The second stage of the fermentation process is the Anaerobic Fermentation, which means, Air Absent. This is the actual process which will convert our Must into mead, or as some local Maltese brewers say; “issajjar l- inbid” which literally translates to; cooking the Must.
After a week of air exposure, the Must showed healthy signs of yeast activity, and thus it was time to start this next stage of the fermentation process.
The carboys were equipped with a bong and bubble type airlock to prevent the air from coming in, but, allowing the Carbon Dioxide (CO2) byproduct to escape from the Must, leaving only the alcohol behind 🙂

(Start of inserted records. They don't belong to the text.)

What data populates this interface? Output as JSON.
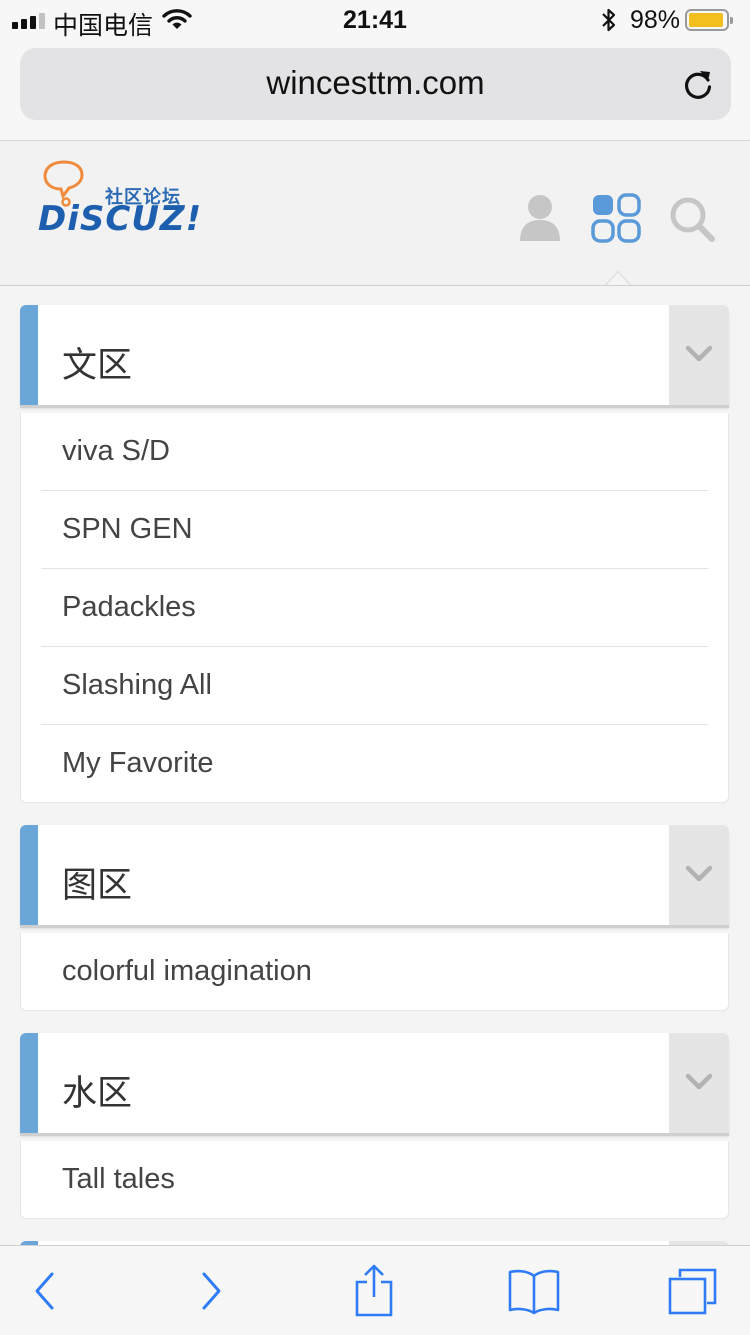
{
  "status_bar": {
    "carrier": "中国电信",
    "time": "21:41",
    "battery_percent": "98%"
  },
  "browser": {
    "url": "wincesttm.com"
  },
  "site": {
    "logo_sub": "社区论坛",
    "logo_main": "DiSCUZ!"
  },
  "sections": [
    {
      "title": "文区",
      "items": [
        "viva S/D",
        "SPN GEN",
        "Padackles",
        "Slashing All",
        "My Favorite"
      ]
    },
    {
      "title": "图区",
      "items": [
        "colorful imagination"
      ]
    },
    {
      "title": "水区",
      "items": [
        "Tall tales"
      ]
    }
  ],
  "colors": {
    "section_accent": "#6aa6d8",
    "ios_blue": "#2f7cf6",
    "header_icon_blue": "#5a9ad8",
    "header_icon_gray": "#c8c8c8"
  }
}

Currently, fermentation is at its highest activity, with an average of 40 bubbles per minute. Once the fermentation slows down to almost stand still, I will rack the Mead and taste it to determine if more honey is needed to sweeten and improve the taste.